Work order:
The answer must be every line below that holds the word "kind".
##### Source data #####
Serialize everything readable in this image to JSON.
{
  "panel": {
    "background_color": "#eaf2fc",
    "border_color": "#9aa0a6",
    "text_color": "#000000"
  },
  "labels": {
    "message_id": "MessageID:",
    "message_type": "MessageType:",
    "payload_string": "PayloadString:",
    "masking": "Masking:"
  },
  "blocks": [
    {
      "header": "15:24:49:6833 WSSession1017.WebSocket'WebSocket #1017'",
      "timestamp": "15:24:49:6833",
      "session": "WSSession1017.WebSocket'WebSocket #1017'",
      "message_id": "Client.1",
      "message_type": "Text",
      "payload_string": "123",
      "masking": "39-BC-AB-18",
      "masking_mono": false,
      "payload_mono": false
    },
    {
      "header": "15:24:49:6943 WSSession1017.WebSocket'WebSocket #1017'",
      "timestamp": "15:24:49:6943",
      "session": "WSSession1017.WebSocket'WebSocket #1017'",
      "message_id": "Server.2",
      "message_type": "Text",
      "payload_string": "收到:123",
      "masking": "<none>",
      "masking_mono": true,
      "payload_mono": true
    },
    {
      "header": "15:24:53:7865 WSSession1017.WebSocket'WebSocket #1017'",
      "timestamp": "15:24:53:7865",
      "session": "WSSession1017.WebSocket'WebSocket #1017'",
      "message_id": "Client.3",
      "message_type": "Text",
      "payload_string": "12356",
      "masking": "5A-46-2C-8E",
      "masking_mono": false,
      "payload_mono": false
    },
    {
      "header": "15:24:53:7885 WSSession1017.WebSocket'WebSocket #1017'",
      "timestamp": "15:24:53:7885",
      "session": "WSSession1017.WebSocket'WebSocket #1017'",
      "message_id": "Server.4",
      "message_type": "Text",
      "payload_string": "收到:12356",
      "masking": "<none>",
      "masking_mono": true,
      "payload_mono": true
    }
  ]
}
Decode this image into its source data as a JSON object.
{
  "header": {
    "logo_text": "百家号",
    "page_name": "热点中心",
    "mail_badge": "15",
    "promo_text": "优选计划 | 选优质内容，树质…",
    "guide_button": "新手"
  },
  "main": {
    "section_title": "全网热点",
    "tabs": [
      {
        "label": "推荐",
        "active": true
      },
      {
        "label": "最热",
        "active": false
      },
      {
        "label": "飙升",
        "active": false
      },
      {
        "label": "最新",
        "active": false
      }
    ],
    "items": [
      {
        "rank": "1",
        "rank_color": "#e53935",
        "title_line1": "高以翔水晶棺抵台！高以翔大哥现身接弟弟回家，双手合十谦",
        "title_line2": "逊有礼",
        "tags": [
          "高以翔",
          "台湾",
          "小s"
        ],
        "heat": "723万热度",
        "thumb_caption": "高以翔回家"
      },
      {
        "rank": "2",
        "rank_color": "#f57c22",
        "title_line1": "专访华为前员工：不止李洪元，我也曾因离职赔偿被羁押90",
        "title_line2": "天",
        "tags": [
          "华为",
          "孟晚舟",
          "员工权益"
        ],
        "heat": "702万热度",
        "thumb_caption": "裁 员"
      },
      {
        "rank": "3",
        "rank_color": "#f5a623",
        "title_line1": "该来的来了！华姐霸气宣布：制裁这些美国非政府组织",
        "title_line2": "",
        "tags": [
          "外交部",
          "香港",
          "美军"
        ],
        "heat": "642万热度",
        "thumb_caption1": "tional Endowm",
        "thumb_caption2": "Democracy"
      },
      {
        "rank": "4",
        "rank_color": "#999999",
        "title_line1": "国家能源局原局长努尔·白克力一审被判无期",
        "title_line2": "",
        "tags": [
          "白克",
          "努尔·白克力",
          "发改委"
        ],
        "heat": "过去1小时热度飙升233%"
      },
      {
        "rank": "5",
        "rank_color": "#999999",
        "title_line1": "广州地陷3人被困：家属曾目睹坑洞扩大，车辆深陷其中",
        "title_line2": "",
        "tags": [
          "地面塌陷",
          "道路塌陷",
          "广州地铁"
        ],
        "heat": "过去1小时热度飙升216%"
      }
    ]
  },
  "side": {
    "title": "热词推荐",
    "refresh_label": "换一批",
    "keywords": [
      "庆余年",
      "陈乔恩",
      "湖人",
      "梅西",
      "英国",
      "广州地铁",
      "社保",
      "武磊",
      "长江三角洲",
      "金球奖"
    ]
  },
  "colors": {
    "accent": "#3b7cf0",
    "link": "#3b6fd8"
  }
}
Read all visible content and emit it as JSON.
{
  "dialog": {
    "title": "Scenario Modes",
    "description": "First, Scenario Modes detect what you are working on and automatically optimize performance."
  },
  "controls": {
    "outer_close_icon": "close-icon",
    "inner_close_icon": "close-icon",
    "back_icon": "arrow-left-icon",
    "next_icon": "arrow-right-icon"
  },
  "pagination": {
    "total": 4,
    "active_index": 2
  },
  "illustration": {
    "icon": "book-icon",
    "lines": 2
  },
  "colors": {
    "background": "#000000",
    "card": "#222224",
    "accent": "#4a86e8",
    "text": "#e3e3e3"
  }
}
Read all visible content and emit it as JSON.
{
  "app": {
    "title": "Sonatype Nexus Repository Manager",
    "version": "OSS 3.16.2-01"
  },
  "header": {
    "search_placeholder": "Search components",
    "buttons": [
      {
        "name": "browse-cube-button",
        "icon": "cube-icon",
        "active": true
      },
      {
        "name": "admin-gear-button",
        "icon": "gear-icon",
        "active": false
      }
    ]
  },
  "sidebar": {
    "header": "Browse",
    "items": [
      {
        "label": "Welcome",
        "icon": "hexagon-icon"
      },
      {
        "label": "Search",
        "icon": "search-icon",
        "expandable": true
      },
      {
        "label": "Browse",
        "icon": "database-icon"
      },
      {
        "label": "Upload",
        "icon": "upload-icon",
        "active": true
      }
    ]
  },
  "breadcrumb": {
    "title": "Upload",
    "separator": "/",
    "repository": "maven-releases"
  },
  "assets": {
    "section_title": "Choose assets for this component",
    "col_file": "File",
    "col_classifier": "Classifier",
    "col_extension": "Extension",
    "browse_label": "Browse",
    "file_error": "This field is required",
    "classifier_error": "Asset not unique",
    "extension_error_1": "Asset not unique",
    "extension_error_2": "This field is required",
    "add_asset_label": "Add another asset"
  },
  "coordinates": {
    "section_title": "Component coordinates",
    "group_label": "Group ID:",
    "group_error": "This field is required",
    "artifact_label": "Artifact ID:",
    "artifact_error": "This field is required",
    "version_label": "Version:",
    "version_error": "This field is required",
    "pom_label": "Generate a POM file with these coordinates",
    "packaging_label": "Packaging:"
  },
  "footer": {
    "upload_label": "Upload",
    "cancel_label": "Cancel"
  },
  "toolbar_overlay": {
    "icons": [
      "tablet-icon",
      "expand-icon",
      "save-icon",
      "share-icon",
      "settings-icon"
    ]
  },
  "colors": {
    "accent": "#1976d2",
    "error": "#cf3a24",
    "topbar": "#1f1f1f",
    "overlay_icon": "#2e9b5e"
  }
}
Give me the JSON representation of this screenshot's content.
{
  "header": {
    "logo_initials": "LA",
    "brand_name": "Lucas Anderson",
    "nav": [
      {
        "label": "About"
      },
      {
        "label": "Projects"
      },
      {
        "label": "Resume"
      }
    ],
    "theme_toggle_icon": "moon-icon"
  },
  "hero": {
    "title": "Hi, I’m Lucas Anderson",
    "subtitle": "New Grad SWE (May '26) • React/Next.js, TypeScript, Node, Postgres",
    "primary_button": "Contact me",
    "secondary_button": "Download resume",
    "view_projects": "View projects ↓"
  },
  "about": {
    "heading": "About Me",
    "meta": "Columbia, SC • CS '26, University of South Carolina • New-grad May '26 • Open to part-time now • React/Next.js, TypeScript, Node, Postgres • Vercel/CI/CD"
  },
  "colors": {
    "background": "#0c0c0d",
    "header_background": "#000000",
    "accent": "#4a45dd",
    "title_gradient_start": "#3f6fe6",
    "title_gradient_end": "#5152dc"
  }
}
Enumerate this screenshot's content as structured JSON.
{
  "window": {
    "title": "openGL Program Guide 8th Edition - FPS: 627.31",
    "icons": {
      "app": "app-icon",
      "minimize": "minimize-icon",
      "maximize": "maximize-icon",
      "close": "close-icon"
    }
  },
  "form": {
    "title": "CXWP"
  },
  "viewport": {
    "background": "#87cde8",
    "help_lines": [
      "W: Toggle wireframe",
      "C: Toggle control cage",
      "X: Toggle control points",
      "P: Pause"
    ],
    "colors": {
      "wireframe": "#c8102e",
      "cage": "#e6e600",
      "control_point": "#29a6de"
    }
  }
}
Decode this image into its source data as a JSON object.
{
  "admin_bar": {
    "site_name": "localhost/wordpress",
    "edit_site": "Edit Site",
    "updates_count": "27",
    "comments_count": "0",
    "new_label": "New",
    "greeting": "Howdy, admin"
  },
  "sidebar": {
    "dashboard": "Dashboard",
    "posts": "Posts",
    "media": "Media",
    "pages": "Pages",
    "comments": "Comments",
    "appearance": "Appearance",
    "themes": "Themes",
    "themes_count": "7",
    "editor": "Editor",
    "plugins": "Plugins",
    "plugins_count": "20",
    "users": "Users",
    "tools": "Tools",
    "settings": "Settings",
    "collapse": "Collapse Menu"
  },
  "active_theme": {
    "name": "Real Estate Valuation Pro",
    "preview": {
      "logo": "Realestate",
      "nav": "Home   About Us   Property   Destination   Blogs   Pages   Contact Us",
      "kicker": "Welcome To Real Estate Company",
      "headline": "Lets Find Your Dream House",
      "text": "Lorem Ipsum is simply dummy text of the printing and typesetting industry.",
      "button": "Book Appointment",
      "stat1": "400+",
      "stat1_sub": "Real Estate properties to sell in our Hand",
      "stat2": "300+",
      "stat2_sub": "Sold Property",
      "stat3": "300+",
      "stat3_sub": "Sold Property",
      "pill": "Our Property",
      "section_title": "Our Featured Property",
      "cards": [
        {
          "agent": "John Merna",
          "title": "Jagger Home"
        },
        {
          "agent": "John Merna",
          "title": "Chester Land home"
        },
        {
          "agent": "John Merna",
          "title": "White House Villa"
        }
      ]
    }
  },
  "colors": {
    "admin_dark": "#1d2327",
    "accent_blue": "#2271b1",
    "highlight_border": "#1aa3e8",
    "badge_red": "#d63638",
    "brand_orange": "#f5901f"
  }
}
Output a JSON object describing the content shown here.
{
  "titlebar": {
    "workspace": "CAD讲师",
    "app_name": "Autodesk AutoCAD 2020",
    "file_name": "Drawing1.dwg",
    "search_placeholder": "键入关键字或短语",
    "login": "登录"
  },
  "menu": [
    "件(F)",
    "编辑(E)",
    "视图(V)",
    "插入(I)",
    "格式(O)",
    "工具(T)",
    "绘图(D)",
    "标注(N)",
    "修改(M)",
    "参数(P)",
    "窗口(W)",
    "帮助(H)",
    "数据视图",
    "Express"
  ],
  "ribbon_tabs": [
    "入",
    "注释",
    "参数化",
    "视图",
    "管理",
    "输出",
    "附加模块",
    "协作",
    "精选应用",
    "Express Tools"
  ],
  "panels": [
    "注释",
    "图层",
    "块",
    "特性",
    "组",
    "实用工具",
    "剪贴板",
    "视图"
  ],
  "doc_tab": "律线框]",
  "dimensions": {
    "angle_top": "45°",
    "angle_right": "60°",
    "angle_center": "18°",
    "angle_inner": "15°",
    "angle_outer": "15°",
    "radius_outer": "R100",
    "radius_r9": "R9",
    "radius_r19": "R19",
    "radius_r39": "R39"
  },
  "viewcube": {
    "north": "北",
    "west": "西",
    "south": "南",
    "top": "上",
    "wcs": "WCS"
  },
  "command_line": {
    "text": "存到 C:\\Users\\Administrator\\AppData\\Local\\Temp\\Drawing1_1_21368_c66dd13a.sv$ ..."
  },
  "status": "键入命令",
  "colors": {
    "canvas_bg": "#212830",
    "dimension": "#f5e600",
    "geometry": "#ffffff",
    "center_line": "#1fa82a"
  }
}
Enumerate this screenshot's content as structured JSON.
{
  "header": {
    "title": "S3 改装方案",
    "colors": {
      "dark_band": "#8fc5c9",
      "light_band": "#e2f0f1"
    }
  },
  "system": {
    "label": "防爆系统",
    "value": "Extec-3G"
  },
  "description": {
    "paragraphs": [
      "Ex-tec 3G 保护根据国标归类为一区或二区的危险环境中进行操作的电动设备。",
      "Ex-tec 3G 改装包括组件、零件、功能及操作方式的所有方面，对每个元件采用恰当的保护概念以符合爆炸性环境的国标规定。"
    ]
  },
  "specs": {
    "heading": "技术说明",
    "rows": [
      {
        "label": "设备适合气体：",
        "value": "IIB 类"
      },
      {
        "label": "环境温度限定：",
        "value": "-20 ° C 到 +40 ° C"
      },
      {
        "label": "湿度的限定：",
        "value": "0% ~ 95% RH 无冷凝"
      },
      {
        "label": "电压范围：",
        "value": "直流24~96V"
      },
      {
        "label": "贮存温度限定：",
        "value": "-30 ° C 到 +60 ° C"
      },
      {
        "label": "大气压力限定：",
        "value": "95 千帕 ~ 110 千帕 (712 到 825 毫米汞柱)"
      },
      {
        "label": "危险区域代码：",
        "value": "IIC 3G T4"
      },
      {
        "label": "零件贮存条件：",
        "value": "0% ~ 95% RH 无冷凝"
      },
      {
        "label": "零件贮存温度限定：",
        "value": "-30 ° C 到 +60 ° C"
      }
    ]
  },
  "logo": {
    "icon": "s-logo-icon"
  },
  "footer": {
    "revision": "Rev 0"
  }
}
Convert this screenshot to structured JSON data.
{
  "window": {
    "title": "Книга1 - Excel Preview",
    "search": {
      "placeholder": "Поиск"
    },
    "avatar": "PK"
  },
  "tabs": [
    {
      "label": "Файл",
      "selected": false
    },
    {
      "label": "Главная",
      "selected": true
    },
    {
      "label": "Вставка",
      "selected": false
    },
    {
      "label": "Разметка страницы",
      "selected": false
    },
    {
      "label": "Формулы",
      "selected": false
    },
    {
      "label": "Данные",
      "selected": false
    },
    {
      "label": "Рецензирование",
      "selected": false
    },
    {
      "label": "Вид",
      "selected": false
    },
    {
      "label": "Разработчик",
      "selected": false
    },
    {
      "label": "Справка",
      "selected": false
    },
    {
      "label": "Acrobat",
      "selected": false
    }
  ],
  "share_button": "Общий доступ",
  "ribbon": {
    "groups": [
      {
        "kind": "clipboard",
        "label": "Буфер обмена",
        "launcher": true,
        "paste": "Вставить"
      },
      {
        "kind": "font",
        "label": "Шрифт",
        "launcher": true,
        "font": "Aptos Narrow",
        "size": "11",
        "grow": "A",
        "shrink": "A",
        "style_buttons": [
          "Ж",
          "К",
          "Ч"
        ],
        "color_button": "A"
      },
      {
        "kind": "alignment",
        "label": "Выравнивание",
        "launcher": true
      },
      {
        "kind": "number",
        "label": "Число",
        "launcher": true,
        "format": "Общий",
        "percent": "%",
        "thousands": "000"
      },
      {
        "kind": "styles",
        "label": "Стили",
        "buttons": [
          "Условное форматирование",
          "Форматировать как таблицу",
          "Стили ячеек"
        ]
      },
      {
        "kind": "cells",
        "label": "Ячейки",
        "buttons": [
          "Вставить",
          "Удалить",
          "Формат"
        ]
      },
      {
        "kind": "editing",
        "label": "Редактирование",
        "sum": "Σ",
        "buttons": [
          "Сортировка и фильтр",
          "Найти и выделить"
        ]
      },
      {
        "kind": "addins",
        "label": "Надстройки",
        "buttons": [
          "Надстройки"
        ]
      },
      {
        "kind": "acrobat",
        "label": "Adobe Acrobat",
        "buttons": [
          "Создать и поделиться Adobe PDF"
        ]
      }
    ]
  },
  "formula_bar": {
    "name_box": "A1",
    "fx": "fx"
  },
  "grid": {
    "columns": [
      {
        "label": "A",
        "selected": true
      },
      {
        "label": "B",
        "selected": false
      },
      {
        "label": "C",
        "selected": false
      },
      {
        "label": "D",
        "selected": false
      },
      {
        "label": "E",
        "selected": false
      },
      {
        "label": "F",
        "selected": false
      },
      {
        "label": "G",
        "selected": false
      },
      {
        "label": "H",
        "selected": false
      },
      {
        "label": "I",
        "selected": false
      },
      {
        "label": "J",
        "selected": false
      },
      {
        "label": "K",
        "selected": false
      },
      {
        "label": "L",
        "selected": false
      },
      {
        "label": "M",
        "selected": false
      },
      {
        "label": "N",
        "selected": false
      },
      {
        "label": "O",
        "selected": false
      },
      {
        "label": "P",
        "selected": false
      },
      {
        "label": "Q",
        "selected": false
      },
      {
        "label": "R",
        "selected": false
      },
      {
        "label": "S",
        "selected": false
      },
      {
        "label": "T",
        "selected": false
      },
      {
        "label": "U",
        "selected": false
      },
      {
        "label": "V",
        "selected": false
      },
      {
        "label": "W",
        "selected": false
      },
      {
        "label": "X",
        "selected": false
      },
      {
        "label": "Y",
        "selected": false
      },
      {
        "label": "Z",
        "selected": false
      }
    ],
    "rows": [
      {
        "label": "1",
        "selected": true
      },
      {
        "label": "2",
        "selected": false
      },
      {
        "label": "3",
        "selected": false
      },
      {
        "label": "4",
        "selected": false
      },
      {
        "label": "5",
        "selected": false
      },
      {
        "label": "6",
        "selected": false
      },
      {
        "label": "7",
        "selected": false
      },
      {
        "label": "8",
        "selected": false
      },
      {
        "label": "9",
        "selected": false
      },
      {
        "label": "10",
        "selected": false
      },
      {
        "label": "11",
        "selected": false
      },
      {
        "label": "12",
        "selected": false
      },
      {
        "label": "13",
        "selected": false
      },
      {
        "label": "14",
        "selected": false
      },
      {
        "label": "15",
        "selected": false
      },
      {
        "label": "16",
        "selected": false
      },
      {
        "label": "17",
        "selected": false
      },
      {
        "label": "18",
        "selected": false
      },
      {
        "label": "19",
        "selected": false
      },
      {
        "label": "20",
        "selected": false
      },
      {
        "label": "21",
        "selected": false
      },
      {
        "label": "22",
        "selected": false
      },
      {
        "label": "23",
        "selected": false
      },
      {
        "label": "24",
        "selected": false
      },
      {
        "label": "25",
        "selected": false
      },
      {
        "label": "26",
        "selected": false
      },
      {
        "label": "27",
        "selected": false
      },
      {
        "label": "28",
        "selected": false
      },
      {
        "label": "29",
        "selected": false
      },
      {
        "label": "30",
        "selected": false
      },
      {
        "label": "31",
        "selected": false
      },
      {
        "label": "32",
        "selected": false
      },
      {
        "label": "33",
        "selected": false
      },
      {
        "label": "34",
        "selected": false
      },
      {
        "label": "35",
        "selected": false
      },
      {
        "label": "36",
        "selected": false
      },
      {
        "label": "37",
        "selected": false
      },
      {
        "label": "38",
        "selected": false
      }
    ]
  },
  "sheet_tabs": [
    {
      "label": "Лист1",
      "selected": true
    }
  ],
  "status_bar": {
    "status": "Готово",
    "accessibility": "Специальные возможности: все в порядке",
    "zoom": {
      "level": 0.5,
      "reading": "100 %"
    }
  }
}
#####
Written solution:
        "kind": "clipboard",
        "kind": "font",
        "kind": "alignment",
        "kind": "number",
        "kind": "styles",
        "kind": "cells",
        "kind": "editing",
        "kind": "addins",
        "kind": "acrobat",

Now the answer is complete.